[GIVEN RECORDS Boundary: Start]

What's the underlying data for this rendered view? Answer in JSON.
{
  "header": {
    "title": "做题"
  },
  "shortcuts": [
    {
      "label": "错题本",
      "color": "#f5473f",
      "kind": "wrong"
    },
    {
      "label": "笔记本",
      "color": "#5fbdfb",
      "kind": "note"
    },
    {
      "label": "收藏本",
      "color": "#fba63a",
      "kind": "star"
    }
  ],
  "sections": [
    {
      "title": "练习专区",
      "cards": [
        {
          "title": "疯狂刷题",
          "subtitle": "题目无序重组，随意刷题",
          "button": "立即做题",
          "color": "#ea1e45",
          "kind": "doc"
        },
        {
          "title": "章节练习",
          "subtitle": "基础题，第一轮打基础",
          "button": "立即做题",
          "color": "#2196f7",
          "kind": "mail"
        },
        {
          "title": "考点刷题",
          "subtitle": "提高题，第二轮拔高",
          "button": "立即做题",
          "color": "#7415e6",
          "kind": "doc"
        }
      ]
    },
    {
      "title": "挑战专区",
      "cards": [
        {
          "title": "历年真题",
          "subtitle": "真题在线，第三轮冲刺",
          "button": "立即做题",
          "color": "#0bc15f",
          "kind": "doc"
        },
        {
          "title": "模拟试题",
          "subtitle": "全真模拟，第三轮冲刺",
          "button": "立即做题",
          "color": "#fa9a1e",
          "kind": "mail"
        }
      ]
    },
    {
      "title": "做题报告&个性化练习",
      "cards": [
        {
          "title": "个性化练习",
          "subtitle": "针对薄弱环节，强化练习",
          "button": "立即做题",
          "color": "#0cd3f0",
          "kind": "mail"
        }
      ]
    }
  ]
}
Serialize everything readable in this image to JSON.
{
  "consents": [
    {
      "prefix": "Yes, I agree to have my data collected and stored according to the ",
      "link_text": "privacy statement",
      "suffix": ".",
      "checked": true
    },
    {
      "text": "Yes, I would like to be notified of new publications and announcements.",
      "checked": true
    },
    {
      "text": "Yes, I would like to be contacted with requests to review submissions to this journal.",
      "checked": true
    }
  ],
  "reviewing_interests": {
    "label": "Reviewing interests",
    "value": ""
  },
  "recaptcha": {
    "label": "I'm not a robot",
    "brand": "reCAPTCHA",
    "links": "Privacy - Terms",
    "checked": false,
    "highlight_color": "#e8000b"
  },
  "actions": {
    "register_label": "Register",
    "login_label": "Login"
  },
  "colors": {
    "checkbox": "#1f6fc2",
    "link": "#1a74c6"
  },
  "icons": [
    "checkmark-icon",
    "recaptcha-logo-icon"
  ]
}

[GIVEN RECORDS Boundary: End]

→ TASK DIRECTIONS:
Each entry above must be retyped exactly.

→ SOLUTION TO THIS TASK:
What's the underlying data for this rendered view? Answer in JSON.
{
  "header": {
    "title": "做题"
  },
  "shortcuts": [
    {
      "label": "错题本",
      "color": "#f5473f",
      "kind": "wrong"
    },
    {
      "label": "笔记本",
      "color": "#5fbdfb",
      "kind": "note"
    },
    {
      "label": "收藏本",
      "color": "#fba63a",
      "kind": "star"
    }
  ],
  "sections": [
    {
      "title": "练习专区",
      "cards": [
        {
          "title": "疯狂刷题",
          "subtitle": "题目无序重组，随意刷题",
          "button": "立即做题",
          "color": "#ea1e45",
          "kind": "doc"
        },
        {
          "title": "章节练习",
          "subtitle": "基础题，第一轮打基础",
          "button": "立即做题",
          "color": "#2196f7",
          "kind": "mail"
        },
        {
          "title": "考点刷题",
          "subtitle": "提高题，第二轮拔高",
          "button": "立即做题",
          "color": "#7415e6",
          "kind": "doc"
        }
      ]
    },
    {
      "title": "挑战专区",
      "cards": [
        {
          "title": "历年真题",
          "subtitle": "真题在线，第三轮冲刺",
          "button": "立即做题",
          "color": "#0bc15f",
          "kind": "doc"
        },
        {
          "title": "模拟试题",
          "subtitle": "全真模拟，第三轮冲刺",
          "button": "立即做题",
          "color": "#fa9a1e",
          "kind": "mail"
        }
      ]
    },
    {
      "title": "做题报告&个性化练习",
      "cards": [
        {
          "title": "个性化练习",
          "subtitle": "针对薄弱环节，强化练习",
          "button": "立即做题",
          "color": "#0cd3f0",
          "kind": "mail"
        }
      ]
    }
  ]
}
Serialize everything readable in this image to JSON.
{
  "consents": [
    {
      "prefix": "Yes, I agree to have my data collected and stored according to the ",
      "link_text": "privacy statement",
      "suffix": ".",
      "checked": true
    },
    {
      "text": "Yes, I would like to be notified of new publications and announcements.",
      "checked": true
    },
    {
      "text": "Yes, I would like to be contacted with requests to review submissions to this journal.",
      "checked": true
    }
  ],
  "reviewing_interests": {
    "label": "Reviewing interests",
    "value": ""
  },
  "recaptcha": {
    "label": "I'm not a robot",
    "brand": "reCAPTCHA",
    "links": "Privacy - Terms",
    "checked": false,
    "highlight_color": "#e8000b"
  },
  "actions": {
    "register_label": "Register",
    "login_label": "Login"
  },
  "colors": {
    "checkbox": "#1f6fc2",
    "link": "#1a74c6"
  },
  "icons": [
    "checkmark-icon",
    "recaptcha-logo-icon"
  ]
}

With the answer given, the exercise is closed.